}
}


Note that for most common string functions, including converting a string to lower case, the Slice library also provides implementations that work directly on the underlying byte[], which have much better performance. This function has no @SqlNullable annotations, meaning that if the argument is NULL, the result will automatically be NULL (the function will not be called).

## Aggregation function implementation#

Aggregation functions use a similar framework to scalar functions, but are a bit more complex.

• AccumulatorState:

All aggregation functions accumulate input rows into a state object; this object must implement AccumulatorState. For simple aggregations, just extend AccumulatorState into a new interface with the getters and setters you want, and the framework will generate all the implementations and serializers for you.

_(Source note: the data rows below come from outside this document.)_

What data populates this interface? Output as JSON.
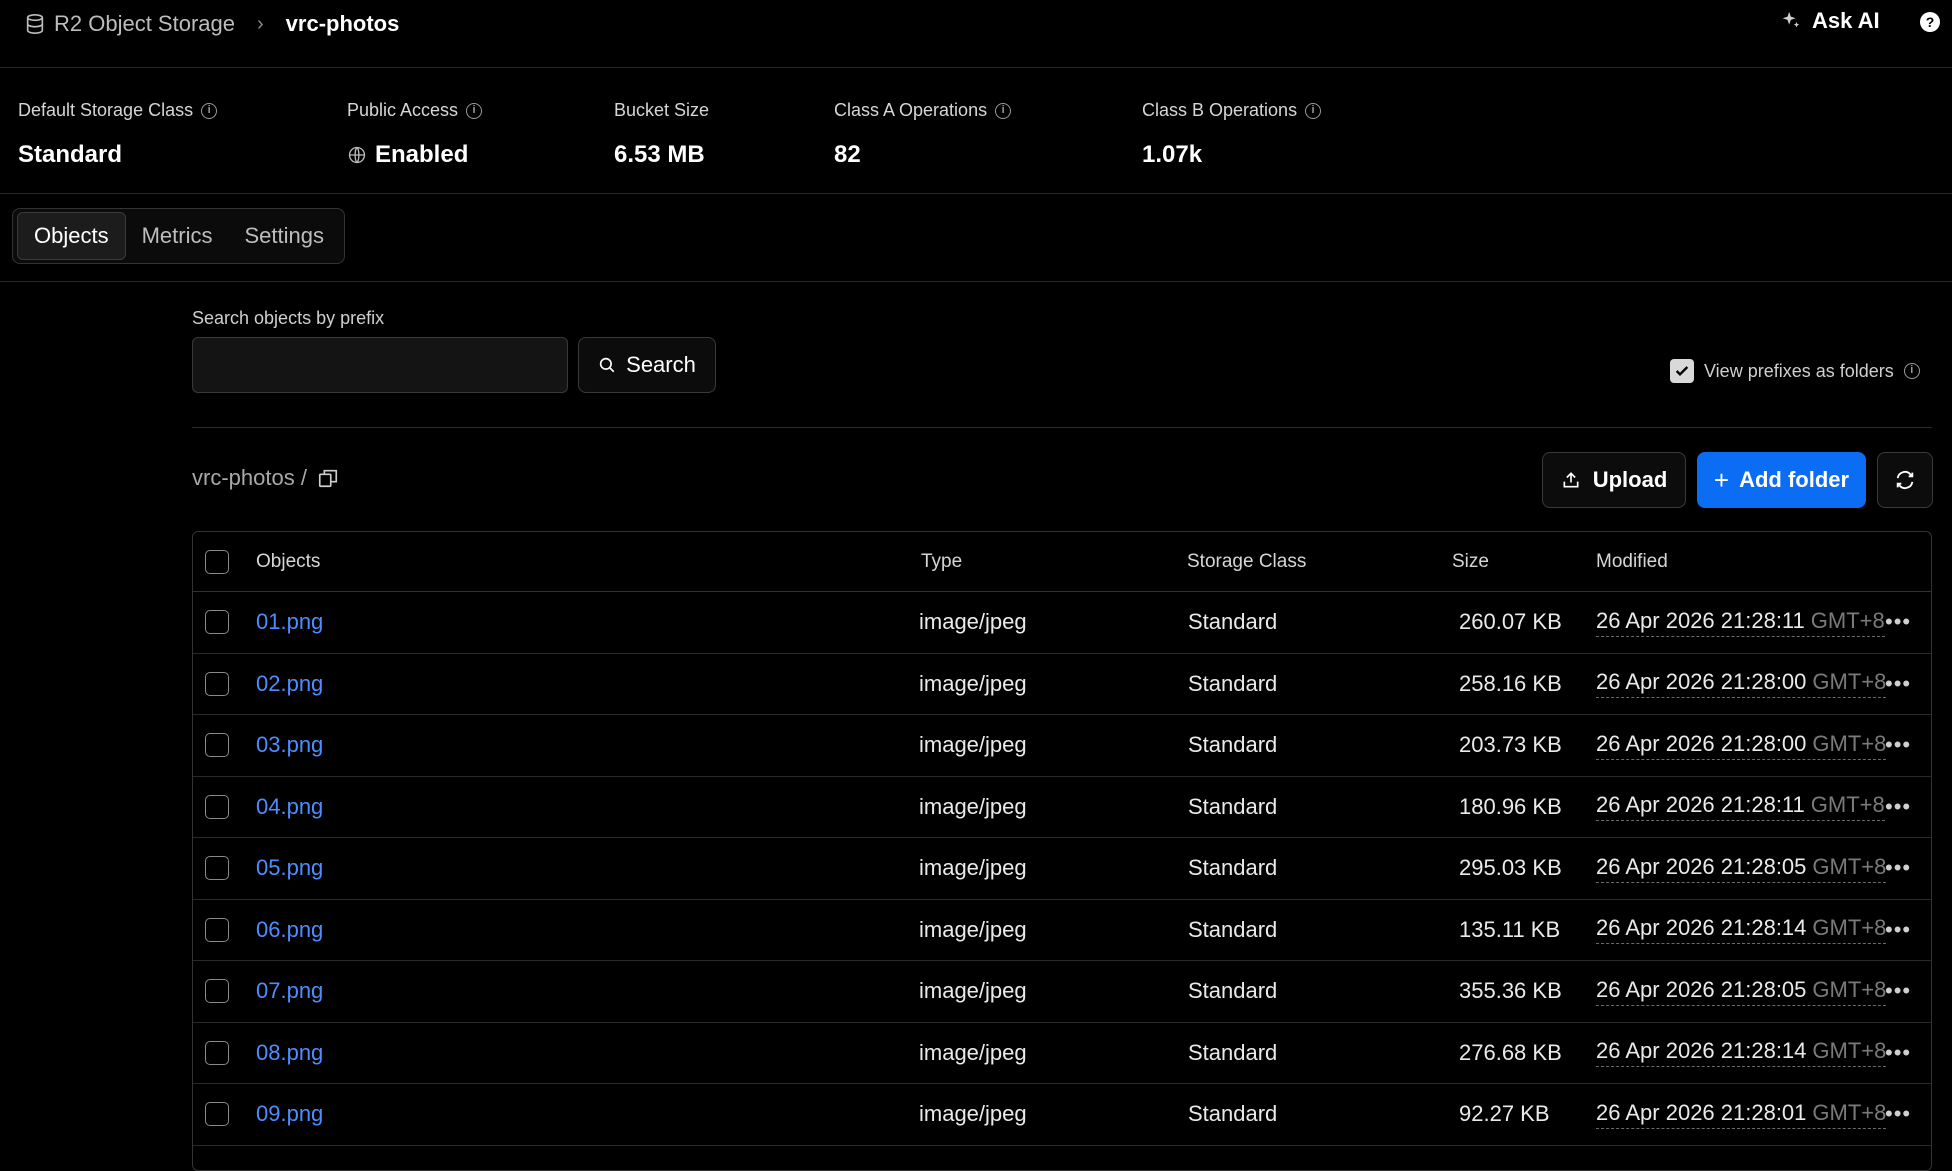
{
  "header": {
    "breadcrumb_root": "R2 Object Storage",
    "breadcrumb_current": "vrc-photos",
    "ask_ai": "Ask AI"
  },
  "stats": [
    {
      "label": "Default Storage Class",
      "value": "Standard"
    },
    {
      "label": "Public Access",
      "value": "Enabled"
    },
    {
      "label": "Bucket Size",
      "value": "6.53 MB"
    },
    {
      "label": "Class A Operations",
      "value": "82"
    },
    {
      "label": "Class B Operations",
      "value": "1.07k"
    }
  ],
  "tabs": [
    {
      "label": "Objects",
      "active": true
    },
    {
      "label": "Metrics",
      "active": false
    },
    {
      "label": "Settings",
      "active": false
    }
  ],
  "search": {
    "label": "Search objects by prefix",
    "value": "",
    "button": "Search"
  },
  "view_prefixes": {
    "label": "View prefixes as folders",
    "checked": true
  },
  "path": "vrc-photos /",
  "actions": {
    "upload": "Upload",
    "add_folder": "Add folder"
  },
  "table": {
    "columns": [
      "Objects",
      "Type",
      "Storage Class",
      "Size",
      "Modified"
    ],
    "rows": [
      {
        "name": "01.png",
        "type": "image/jpeg",
        "storage_class": "Standard",
        "size": "260.07 KB",
        "modified": "26 Apr 2026 21:28:11",
        "tz": "GMT+8"
      },
      {
        "name": "02.png",
        "type": "image/jpeg",
        "storage_class": "Standard",
        "size": "258.16 KB",
        "modified": "26 Apr 2026 21:28:00",
        "tz": "GMT+8"
      },
      {
        "name": "03.png",
        "type": "image/jpeg",
        "storage_class": "Standard",
        "size": "203.73 KB",
        "modified": "26 Apr 2026 21:28:00",
        "tz": "GMT+8"
      },
      {
        "name": "04.png",
        "type": "image/jpeg",
        "storage_class": "Standard",
        "size": "180.96 KB",
        "modified": "26 Apr 2026 21:28:11",
        "tz": "GMT+8"
      },
      {
        "name": "05.png",
        "type": "image/jpeg",
        "storage_class": "Standard",
        "size": "295.03 KB",
        "modified": "26 Apr 2026 21:28:05",
        "tz": "GMT+8"
      },
      {
        "name": "06.png",
        "type": "image/jpeg",
        "storage_class": "Standard",
        "size": "135.11 KB",
        "modified": "26 Apr 2026 21:28:14",
        "tz": "GMT+8"
      },
      {
        "name": "07.png",
        "type": "image/jpeg",
        "storage_class": "Standard",
        "size": "355.36 KB",
        "modified": "26 Apr 2026 21:28:05",
        "tz": "GMT+8"
      },
      {
        "name": "08.png",
        "type": "image/jpeg",
        "storage_class": "Standard",
        "size": "276.68 KB",
        "modified": "26 Apr 2026 21:28:14",
        "tz": "GMT+8"
      },
      {
        "name": "09.png",
        "type": "image/jpeg",
        "storage_class": "Standard",
        "size": "92.27 KB",
        "modified": "26 Apr 2026 21:28:01",
        "tz": "GMT+8"
      }
    ]
  },
  "colors": {
    "accent": "#0b6cf4",
    "link": "#4d8dff",
    "background": "#000000"
  }
}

If you need a more complex state object, you will need to implement AccumulatorStateFactory and AccumulatorStateSerializer and provide these via the AccumulatorStateMetadata annotation.

The following code implements the aggregation function avg_double which computes the average of a DOUBLE column:

@AggregationFunction("avg_double")
public class AverageAggregation
{
@InputFunction
public static void input(
LongAndDoubleState state,
@SqlType(StandardTypes.DOUBLE) double value)
{
state.setLong(state.getLong() + 1);
state.setDouble(state.getDouble() + value);
}

@CombineFunction
public static void combine(
LongAndDoubleState state,
LongAndDoubleState otherState)
{
state.setLong(state.getLong() + otherState.getLong());
state.setDouble(state.getDouble() + otherState.getDouble());
}

@OutputFunction(StandardTypes.DOUBLE)
public static void output(LongAndDoubleState state, BlockBuilder out)
{
long count = state.getLong();
if (count == 0) {
out.appendNull();
}
else {
double value = state.getDouble();
DOUBLE.writeDouble(out, value / count);
}
}
}


The average has two parts: the sum of the DOUBLE in each row of the column and the LONG count of the number of rows seen. LongAndDoubleState is an interface which extends AccumulatorState:

public interface LongAndDoubleState
extends AccumulatorState
{
long getLong();

void setLong(long value);

double getDouble();

void setDouble(double value);
}


As stated above, for simple AccumulatorState objects, it is sufficient to just to define the interface with the getters and setters, and the framework will generate the implementation for you.

An in-depth look at the various annotations relevant to writing an aggregation function follows:

• @InputFunction:

The @InputFunction annotation declares the function which accepts input rows and stores them in the AccumulatorState. Similar to scalar functions you must annotate the arguments with @SqlType. Note that, unlike in the above scalar example where Slice is used to hold VARCHAR, the primitive double type is used for the argument to input. In this example, the input function simply keeps track of the running count of rows (via setLong()) and the running sum (via setDouble()).

• @CombineFunction:

The @CombineFunction annotation declares the function used to combine two state objects. This function is used to merge all the partial aggregation states. It takes two state objects, and merges the results into the first one (in the above example, just by adding them together).

• @OutputFunction:

The @OutputFunction is the last function called when computing an aggregation. It takes the final state object (the result of merging all partial states) and writes the result to a BlockBuilder.

• Where does serialization happen, and what is GroupedAccumulatorState?

The @InputFunction is usually run on a different worker from the @CombineFunction, so the state objects are serialized and transported between these workers by the aggregation framework. GroupedAccumulatorState is used when performing a GROUP BY aggregation, and an implementation will be automatically generated for you, if you don’t specify a AccumulatorStateFactory

## Deprecated function#

The @Deprecated annotation has to be used on any function that should no longer be used. The annotation causes Trino to generate a warning whenever a SQL statement uses a deprecated function. When a function is deprecated, the @Description needs to be replaced with a note about the deprecation and the replacement function:

public class ExampleDeprecatedFunction
{
@Deprecated